P Glassman, VA Greater Los Angeles Healthcare System; P Belperio, VA Greater Los Angeles Healthcare System; B Simon, VA Greater Los Angeles Healthcare System; K Lim, VA Greater Los Angeles Healthcare System; J Sayers, VA Greater Los Angeles Healthcare System

Objectives: Improving patient safety is a critical VA concern. As part of a larger evaluation study designed to reduce adverse drug events, we conducted a baseline survey on clinicians’ attitudes towards and knowledge of the Computerized Patient Record System (CPRS) and associated drug interaction alerts.

Methods: We surveyed 319 clinicians at 12 sites within an integrated VA Healthcare System located in Southern California. Clinicians included attending-level physicians, nurse practitioners and physician assistants. The questionnaire, developed and tested locally, assessed extent of and comfort with CPRS. Questions assessed how CPRS in general, and clinician order entry and drug interaction alerts in particular, have affected clinician efficiency and patient care. Additionally, we assessed general knowledge about 21 common drug-drug and drug-disease interactions. We report the results of the first 63 (20%) respondents in this on-going survey.
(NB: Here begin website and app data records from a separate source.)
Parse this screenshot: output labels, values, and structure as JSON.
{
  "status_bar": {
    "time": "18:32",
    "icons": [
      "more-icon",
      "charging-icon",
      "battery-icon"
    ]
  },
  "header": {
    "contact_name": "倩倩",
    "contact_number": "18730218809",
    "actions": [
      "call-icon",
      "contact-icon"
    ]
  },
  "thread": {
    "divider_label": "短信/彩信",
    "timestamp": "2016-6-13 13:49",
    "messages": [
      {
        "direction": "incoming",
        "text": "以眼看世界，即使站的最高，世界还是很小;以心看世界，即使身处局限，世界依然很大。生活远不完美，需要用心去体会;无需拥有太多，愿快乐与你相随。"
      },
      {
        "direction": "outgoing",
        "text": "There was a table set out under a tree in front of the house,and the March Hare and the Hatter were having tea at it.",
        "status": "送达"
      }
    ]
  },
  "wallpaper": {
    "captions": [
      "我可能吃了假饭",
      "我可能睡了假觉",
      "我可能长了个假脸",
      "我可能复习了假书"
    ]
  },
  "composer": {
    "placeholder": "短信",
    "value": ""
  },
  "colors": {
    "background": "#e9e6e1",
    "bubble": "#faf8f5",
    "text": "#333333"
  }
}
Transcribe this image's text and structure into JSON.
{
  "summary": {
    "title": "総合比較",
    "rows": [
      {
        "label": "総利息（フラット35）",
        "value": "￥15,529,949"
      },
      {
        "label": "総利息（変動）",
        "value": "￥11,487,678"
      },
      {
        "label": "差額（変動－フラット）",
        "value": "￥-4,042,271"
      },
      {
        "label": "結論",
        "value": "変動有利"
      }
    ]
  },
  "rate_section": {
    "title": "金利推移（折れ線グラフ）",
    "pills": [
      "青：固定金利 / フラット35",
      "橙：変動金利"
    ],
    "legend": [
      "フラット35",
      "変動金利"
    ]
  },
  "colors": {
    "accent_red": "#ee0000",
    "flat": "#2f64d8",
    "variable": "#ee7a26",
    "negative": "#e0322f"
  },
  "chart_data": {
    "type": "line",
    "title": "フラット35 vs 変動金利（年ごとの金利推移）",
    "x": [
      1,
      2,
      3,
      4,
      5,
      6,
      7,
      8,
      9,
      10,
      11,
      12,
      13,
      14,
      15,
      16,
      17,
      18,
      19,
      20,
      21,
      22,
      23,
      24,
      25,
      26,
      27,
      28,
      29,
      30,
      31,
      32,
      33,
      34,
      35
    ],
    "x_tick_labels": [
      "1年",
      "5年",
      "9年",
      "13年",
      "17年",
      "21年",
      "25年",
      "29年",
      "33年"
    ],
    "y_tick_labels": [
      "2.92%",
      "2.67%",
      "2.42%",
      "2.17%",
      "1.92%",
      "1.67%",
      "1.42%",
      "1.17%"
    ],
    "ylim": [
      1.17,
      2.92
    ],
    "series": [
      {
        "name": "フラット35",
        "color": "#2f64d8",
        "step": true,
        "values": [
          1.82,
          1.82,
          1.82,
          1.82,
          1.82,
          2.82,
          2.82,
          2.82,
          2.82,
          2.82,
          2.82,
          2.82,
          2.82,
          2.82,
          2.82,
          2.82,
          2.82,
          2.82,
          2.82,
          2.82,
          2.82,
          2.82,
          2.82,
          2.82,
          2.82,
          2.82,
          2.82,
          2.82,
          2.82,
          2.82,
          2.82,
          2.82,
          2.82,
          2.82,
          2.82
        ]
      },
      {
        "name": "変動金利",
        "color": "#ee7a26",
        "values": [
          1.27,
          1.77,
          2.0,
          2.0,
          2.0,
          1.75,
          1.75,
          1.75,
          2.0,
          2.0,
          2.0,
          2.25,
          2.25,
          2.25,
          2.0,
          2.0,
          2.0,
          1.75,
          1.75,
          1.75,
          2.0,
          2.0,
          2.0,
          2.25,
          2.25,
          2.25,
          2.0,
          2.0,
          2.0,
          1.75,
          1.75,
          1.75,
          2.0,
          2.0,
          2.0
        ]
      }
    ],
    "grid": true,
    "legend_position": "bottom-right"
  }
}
Results: In this preliminary analysis respondents were 71% male, 87% full-time employees and 72% Internists. Participants averaged 48 years of age, practiced 2.5 days per week in outpatient clinics and wrote 53 prescriptions per week. A majority of clinicians (range: 70% to 86%) preferred using CPRS to conventional written methods for entering patient notes, requesting consults, ordering radiological procedures, ordering laboratory tests, and prescribing medications. Overall, clinicians reported that CPRS improved the safety and quality of patient care but reduced clinician efficiency. For example, 81% of clinicians felt that drug interaction alerts increased the potential for prescribing safely but 70% perceived that clinician order entry increased the time required to write prescriptions. Also, while 71% felt that clinician order entry reduced errors in ordering laboratory tests, 68% reported that doing so required extra time.

Clinicians recognized a median of 53% (range: 17% to 89%) of 21 common drug interactions. Eighty five percent (85%) of clinicians reported that they would have felt more confident about their answers had they had drug alerts to identify these interactions. In practice, however, respondents reported that they would be more likely to change a patient's medication based on personal interaction with a pharmacist (58%) rather than depend on a CPRS drug interaction alert (4%). Thirty-eight percent were equally likely to change medications based on an alert from either source. Clinicians reported the greatest barriers to effective use of drug alerts included non-relevant alerts (72%), system slowdowns and shutdowns (65%), and lack of time to review alerts (57%).

Conclusions: Early analysis of an on-going survey suggests that clinicians perceive that CPRS improves the quality and safety of patient care but decreases efficiency. Clinicians favor the CPRS drug alert system as a means to improve their recognition of drug interactions, an issue that needs to be addressed based on our data, but note several implementation problems that impede effective utility.

Impact: CPRS appears to provide important patient care benefits, especially with regard to prescribing. The resultant increase in the time needed to complete tasks associated with patient encounters may require adjusting staffing levels or appointment duration. In addition, effectiveness of drug alerts should be systematically assessed as to actual impact on patient safety.